They discussed issues of common interest in the field of interfaith cooperation and related organisations in Liberia.
Dr Al Naimi said that there are many other activities undertaken by the Center, both locally and internationally.
Dr Al Naimi pointed out that the Center regularly organises courses for independent or private schools to train students and teachers in dialogue and communication skills with different religions and cultures. It also organises educational lectures and round tables for resident communities. The DICID has been bringing out a number of publications such as the Adyan interfaith magazine, newsletter, periodicals, brochures and posters related to interfaith dialogue. In addition, issues all available to researchers and visitors, as well as a rich library opened last year, which specializes in the study and comparison of religions and interreligious dialogue.
It is noteworthy that the Doha International Center for Interfaith Dialogue is one of the leading Arab centers for interfaith dialogue and is active in its field, in cooperation with all relevant institutions, at the local, regional and international levels.
The Liberian Charge d’Affaires has suggested cooperation between the DICID and the interfaith bodies in Liberia, to exchange experiences for the benefit of both sides, through the Liberian Embassy in Doha.
He explained that interfaith started in Liberia in 1990, after the civil war, with the creation of the national interreligious council, where different faiths are represented. This body has been organising a number of interreligious meetings to discuss interfaith questions.

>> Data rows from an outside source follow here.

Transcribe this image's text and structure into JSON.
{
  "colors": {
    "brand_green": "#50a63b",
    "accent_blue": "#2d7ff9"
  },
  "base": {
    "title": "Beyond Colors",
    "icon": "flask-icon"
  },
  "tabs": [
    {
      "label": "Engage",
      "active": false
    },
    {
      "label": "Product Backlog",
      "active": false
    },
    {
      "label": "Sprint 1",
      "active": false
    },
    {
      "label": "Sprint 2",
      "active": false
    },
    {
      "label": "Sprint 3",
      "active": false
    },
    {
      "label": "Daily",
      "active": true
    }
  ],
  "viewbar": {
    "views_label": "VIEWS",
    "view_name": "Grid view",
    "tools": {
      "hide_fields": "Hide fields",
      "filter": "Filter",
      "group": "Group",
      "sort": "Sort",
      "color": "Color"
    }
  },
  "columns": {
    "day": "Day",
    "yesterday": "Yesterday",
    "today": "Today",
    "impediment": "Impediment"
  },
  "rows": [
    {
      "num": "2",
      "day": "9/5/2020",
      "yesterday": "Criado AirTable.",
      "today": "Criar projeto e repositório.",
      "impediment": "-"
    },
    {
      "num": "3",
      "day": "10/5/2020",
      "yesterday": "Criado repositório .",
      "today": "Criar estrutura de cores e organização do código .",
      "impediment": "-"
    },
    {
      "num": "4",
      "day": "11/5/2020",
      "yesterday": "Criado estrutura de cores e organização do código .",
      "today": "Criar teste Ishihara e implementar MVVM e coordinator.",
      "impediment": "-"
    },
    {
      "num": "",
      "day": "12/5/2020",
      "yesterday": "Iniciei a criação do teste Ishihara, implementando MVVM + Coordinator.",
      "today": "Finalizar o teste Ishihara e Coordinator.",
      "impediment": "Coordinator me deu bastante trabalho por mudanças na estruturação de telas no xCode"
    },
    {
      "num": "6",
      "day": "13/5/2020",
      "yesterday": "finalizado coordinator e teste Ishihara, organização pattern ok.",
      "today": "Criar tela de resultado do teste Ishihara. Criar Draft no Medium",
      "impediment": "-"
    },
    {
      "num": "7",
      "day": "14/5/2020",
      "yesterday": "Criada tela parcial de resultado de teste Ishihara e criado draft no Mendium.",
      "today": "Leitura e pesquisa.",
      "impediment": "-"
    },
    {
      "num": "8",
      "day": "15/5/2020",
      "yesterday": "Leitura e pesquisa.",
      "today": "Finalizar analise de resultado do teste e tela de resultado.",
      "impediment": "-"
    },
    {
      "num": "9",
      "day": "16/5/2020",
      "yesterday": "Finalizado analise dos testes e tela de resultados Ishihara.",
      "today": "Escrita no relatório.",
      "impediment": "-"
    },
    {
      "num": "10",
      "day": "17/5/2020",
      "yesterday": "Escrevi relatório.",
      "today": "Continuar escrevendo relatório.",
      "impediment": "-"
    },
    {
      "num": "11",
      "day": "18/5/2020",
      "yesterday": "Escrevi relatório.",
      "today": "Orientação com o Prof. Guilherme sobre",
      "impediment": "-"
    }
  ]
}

The Republic of Liberia is a country on the West African coast. It has Sierra Leone to its west, Guinea to its north and Ivory Coast to its east. It covers an area of 111,369 square kilometres and has a population of 4,503,000 people. English is the official language and over 20 indigenous languages are spoken. According to the 2008 National Census, 85.5% of the population practices Christianity.